PROBLEM: Every entry is to be returned as it stands, apart from the pictures.
-=-=-
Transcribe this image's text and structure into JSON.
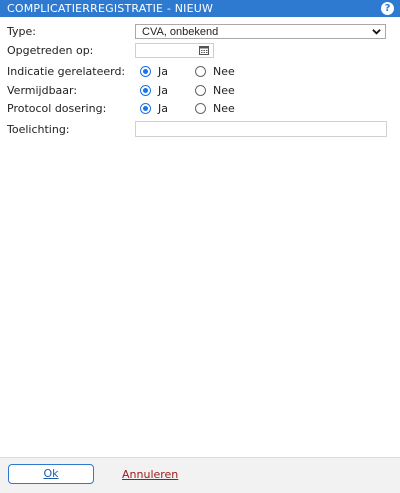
{
  "window": {
    "title": "COMPLICATIERREGISTRATIE - NIEUW",
    "help_glyph": "?"
  },
  "form": {
    "type_label": "Type:",
    "type_value": "CVA, onbekend",
    "date_label": "Opgetreden op:",
    "date_value": "",
    "indicatie_label": "Indicatie gerelateerd:",
    "vermijdbaar_label": "Vermijdbaar:",
    "protocol_label": "Protocol dosering:",
    "toelichting_label": "Toelichting:",
    "toelichting_value": "",
    "option_yes": "Ja",
    "option_no": "Nee",
    "selected": {
      "indicatie": "Ja",
      "vermijdbaar": "Ja",
      "protocol": "Ja"
    }
  },
  "footer": {
    "ok_label": "Ok",
    "cancel_label": "Annuleren"
  },
  "colors": {
    "titlebar": "#2e7ad1",
    "radio_selected": "#1a73e8",
    "cancel_link": "#9b1b1b"
  }
}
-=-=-
TASK ANSWER:
Transcribe this image's text and structure into JSON.
{
  "window": {
    "title": "COMPLICATIERREGISTRATIE - NIEUW",
    "help_glyph": "?"
  },
  "form": {
    "type_label": "Type:",
    "type_value": "CVA, onbekend",
    "date_label": "Opgetreden op:",
    "date_value": "",
    "indicatie_label": "Indicatie gerelateerd:",
    "vermijdbaar_label": "Vermijdbaar:",
    "protocol_label": "Protocol dosering:",
    "toelichting_label": "Toelichting:",
    "toelichting_value": "",
    "option_yes": "Ja",
    "option_no": "Nee",
    "selected": {
      "indicatie": "Ja",
      "vermijdbaar": "Ja",
      "protocol": "Ja"
    }
  },
  "footer": {
    "ok_label": "Ok",
    "cancel_label": "Annuleren"
  },
  "colors": {
    "titlebar": "#2e7ad1",
    "radio_selected": "#1a73e8",
    "cancel_link": "#9b1b1b"
  }
}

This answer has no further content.